For quite some time now, the telecom industry has been witnessing the combined forces of convergence and deregulation, modeling the entire landscape of the industry with new trends. Contrary to what we could have anticipated, these trends could not simplify the infrastructure and scenario, and this transformation has resulted in an explosion of the types and numbers of telecom networks, services and applications, operators and service providers. The telecom world of critical heterogeneous elements exerts a demand for the concept of interoperability based on its variations like interoperability of networks and applications among operators. And thus, in order to set a foundation for critical command, control and intelligence of the telecommunication networks, achieving network interoperability has become one of the most challenging and important issues confronting the telecom operators’ community.
What is Network Interoperability?
Network Interoperability is the continuous ability to send and receive data among the interconnected networks, providing the quality level expected by the end user without any negative impact to the sending and receiving networks. Specifically, network interoperability refers to the functional interworking of telecom services across multi-vendor, multi-carrier inter-connections working under stressful or even normal conditions, as per the applicable standards and required specifications.
Why is network interoperability important?
Network interoperability becomes indispensable in order to achieve end-to-end connectivity. The more diverse networks exist, the greater becomes the need to ensure that they can interoperate in order to make end-to-end communication possible.
The benefits of interoperability to all elements of the value chain:
- The user benefits as he can communicate with whom he wants to with a single terminal.
- The telecom operator benefits as it can select the best equipment available from different manufacturers based on best performance and prices.
- The product/service manufacturer benefits as it can extend the same equipment set to different operators.
What are the challenges associated with the implementation of Network Interoperability?
There exist a host of reasons why implementing network interoperability successfully is considered difficult. Fundamental to all those problems is the correct balance between the telecom operator’s liabilities and benefits associated with these activities. From the cost perspective, designing the network architecture for interoperability implies the willingness to accept complex set of benefits and associated liabilities. The telecom operators are acutely sensitive to five major liabilities that can be incurred:

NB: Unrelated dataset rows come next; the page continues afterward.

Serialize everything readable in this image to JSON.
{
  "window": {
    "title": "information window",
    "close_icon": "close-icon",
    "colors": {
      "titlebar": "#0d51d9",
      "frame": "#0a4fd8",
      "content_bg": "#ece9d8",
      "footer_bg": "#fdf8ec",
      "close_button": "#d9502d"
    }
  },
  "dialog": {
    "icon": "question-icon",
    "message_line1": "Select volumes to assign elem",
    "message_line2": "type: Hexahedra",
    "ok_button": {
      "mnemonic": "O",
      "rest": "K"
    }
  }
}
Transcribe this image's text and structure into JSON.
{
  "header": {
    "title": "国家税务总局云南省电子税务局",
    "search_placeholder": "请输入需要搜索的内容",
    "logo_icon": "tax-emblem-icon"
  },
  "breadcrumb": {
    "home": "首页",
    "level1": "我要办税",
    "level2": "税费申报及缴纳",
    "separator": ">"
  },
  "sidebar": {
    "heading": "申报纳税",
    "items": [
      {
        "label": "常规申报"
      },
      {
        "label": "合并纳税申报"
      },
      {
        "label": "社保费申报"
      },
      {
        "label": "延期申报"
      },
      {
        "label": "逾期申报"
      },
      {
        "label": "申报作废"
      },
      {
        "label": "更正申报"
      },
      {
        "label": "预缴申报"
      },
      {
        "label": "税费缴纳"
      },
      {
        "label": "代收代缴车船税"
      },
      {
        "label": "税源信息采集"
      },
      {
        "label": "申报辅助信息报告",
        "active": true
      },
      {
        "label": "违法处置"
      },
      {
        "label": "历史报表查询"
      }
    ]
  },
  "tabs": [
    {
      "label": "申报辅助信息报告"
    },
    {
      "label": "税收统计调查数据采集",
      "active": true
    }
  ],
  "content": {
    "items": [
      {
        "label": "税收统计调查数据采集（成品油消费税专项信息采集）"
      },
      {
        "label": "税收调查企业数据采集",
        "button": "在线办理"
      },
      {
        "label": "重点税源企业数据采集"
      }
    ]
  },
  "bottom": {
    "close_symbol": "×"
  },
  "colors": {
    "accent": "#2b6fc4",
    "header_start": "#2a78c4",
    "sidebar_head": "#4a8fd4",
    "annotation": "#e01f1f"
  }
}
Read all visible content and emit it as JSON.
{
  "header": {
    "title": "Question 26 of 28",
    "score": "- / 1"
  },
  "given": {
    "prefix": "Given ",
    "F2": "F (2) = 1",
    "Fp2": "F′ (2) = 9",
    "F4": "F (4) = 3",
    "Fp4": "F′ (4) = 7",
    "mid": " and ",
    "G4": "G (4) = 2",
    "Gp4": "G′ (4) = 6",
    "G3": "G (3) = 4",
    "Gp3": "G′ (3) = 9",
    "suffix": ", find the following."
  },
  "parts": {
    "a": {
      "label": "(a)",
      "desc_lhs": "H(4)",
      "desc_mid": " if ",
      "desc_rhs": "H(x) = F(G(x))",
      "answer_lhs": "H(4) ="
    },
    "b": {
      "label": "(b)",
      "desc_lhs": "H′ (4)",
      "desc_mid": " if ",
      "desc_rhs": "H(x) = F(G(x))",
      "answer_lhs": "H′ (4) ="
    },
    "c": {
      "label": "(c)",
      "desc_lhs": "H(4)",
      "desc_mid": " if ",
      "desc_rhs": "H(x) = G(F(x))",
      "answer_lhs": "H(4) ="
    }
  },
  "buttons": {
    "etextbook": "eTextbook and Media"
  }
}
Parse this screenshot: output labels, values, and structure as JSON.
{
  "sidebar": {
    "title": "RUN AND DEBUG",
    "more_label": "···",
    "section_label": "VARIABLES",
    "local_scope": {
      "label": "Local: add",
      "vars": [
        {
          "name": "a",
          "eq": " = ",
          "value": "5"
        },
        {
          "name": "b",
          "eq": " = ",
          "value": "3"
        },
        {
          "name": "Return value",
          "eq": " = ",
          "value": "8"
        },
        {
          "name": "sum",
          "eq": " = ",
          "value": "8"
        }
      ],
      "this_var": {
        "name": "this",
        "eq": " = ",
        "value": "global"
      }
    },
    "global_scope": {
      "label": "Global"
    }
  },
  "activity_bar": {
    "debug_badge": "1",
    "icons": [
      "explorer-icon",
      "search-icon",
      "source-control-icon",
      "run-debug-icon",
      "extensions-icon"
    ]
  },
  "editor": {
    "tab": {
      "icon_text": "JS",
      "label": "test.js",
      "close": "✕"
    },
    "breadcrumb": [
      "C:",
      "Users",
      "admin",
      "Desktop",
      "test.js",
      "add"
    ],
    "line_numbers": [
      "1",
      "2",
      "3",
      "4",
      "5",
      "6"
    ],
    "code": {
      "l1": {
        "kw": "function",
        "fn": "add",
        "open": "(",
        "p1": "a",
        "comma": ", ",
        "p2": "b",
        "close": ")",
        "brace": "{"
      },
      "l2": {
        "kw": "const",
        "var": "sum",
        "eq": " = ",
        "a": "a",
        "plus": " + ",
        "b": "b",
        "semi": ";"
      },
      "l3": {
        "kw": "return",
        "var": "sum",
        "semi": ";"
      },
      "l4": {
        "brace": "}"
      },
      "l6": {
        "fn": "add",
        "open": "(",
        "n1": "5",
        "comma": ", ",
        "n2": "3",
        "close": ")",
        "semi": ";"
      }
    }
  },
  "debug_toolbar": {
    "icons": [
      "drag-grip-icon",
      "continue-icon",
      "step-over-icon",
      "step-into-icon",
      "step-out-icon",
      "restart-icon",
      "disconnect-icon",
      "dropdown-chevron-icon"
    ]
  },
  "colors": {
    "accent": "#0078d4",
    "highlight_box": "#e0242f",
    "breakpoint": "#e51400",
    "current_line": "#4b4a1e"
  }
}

- Increased cost of acquisition associated with the addition of interoperable network/application modes
- Added cost and complexity of adding features to achieve all network compatibility
- Increased time for acquiring a new system (time to accept interoperability features and perform proper testing required to certify interoperability)
- Increased complexity and cost associated with the management of the configuration of interfaces
- Increased power and decreased speed to accommodate modes providing backward compatibility
How to achieve interoperability?
Network interoperability being the ability of two networks to communicate can be achieved in two ways: either by having the two networks confirm to a common protocol standard or by defining a standard interface to which all networks need to adhere, or by providing a gateway that translates between the two protocols.
Interoperability can be enabled at different stages of development through the following methods:
- Before any standard implementation, various barriers to interoperability can be minimized or even avoided. These barriers included proprietary standards and increasingly complex structures due to the convergence of multimedia services, competition among standard bodies, explosion of a number of operators due to deregulation and competition.
- The next step includes concentrating on a correct standardization approach. Interoperability can be enabled in a multi-network, multi-service environment. The specifications of the standardization should properly cover the architecture, requirements and protocols.
- Testing becomes the last step: conformance and interoperability testing in order to check that the equipment and network confirm to the standards.
The core need to evolve to a next-generation interoperable network is the attaining a converged IP infrastructure capable of carrying the voice, video and data service all together through a single connection. Thus, the concept of network interoperability may be anticipated to be the fundamental of evolution from a “one network-one service” approach to a “one network-many services” approach. The concept will gradually shift the telecom network to a next-generation access reducing any bandwidth bottlenecks existing today at the access level.